• **Description of the task**
Taking the material as a whole, state how many of its lines contain "abonniert". Write the number and nothing more.

*** Opening of Excerpted records ***

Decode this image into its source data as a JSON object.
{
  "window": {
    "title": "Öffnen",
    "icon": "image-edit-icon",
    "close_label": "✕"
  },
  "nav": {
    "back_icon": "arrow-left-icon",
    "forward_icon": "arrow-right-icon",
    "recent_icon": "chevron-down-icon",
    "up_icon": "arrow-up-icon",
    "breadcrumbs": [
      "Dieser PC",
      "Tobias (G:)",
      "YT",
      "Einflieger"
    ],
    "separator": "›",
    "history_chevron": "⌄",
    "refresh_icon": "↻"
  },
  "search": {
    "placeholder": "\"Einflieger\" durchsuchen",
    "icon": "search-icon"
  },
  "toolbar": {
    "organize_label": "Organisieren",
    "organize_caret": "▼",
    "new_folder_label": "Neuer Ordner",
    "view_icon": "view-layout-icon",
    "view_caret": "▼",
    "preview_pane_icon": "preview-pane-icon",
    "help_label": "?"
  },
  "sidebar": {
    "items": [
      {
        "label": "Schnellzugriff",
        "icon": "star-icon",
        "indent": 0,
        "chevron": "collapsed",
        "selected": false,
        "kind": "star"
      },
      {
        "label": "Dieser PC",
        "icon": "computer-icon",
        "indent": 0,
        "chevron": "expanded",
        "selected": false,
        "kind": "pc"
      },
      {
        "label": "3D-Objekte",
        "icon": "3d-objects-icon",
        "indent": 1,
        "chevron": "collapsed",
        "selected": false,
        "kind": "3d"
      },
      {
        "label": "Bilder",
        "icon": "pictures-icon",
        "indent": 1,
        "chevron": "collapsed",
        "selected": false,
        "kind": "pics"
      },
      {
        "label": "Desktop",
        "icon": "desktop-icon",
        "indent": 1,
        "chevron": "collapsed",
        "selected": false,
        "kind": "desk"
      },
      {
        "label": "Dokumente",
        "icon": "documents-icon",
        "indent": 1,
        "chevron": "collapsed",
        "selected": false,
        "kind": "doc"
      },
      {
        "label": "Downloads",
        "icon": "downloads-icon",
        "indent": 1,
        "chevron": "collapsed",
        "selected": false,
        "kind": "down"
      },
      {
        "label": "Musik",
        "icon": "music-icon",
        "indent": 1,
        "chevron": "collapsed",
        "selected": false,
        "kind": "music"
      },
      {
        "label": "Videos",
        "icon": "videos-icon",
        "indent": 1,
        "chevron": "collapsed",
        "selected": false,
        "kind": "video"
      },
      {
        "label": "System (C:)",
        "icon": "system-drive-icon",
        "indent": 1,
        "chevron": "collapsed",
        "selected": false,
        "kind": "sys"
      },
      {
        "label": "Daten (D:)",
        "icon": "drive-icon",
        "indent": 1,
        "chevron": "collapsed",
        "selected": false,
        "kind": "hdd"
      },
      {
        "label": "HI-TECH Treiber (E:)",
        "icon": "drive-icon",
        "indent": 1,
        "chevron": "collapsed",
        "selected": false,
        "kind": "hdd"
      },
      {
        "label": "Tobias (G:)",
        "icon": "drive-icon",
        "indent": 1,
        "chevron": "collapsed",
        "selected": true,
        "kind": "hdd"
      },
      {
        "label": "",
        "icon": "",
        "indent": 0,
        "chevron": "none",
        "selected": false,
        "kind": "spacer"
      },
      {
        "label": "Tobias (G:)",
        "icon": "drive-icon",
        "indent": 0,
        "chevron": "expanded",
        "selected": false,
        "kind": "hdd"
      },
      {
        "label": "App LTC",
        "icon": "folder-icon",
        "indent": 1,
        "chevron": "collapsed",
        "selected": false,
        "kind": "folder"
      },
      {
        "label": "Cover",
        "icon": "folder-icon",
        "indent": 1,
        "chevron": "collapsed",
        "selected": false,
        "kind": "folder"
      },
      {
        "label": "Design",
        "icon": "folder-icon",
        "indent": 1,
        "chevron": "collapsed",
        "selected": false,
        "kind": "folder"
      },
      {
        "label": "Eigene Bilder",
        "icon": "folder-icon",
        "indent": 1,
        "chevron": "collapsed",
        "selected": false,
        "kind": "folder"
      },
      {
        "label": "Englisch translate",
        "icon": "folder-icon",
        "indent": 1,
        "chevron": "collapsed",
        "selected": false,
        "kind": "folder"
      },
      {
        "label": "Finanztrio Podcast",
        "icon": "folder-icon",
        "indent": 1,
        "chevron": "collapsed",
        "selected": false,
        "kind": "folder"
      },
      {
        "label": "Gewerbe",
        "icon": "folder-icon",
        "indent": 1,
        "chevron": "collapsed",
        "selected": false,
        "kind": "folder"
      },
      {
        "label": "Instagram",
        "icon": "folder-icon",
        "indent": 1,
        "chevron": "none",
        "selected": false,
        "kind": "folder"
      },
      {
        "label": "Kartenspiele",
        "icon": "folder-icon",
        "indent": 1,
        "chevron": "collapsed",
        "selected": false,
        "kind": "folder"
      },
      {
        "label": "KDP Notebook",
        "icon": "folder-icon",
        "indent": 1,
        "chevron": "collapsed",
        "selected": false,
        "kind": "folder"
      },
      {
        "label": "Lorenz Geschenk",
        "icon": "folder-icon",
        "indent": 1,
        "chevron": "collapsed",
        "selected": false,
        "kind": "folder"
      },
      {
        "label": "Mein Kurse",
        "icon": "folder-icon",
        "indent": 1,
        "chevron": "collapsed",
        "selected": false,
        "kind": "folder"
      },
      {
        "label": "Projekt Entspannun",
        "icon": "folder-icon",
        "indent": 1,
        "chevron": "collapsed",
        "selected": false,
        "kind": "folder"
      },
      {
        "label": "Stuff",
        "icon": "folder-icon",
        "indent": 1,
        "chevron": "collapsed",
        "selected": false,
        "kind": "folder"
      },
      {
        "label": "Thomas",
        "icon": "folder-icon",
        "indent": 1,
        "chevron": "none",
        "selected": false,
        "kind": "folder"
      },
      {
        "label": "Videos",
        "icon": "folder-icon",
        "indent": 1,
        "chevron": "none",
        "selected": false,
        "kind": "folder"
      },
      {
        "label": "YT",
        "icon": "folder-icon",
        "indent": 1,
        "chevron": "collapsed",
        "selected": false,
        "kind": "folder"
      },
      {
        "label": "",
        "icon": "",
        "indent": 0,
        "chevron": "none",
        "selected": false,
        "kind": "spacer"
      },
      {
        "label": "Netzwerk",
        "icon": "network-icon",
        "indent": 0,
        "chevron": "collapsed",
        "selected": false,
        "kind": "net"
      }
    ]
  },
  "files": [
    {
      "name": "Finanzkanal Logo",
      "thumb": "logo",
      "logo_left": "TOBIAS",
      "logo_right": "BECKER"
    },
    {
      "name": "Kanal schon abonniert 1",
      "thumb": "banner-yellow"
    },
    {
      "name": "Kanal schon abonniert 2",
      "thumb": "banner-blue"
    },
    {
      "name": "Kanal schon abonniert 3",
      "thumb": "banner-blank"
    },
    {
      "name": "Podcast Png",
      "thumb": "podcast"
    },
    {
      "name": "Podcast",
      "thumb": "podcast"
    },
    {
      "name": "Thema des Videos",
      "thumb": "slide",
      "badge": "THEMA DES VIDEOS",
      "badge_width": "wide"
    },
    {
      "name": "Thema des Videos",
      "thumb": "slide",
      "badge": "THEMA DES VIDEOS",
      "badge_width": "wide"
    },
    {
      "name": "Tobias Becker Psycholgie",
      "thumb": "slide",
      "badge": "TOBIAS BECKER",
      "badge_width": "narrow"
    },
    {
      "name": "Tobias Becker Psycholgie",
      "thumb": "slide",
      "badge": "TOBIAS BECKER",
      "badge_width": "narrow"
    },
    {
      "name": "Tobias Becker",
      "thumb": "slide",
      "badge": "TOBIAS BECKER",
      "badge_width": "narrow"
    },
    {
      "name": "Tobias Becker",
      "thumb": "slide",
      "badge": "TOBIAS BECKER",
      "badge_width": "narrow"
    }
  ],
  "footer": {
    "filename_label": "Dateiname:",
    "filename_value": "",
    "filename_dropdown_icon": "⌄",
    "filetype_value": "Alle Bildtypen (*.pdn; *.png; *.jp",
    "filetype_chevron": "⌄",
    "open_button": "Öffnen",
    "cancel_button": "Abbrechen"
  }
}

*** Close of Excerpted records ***

• **Expected answer**
3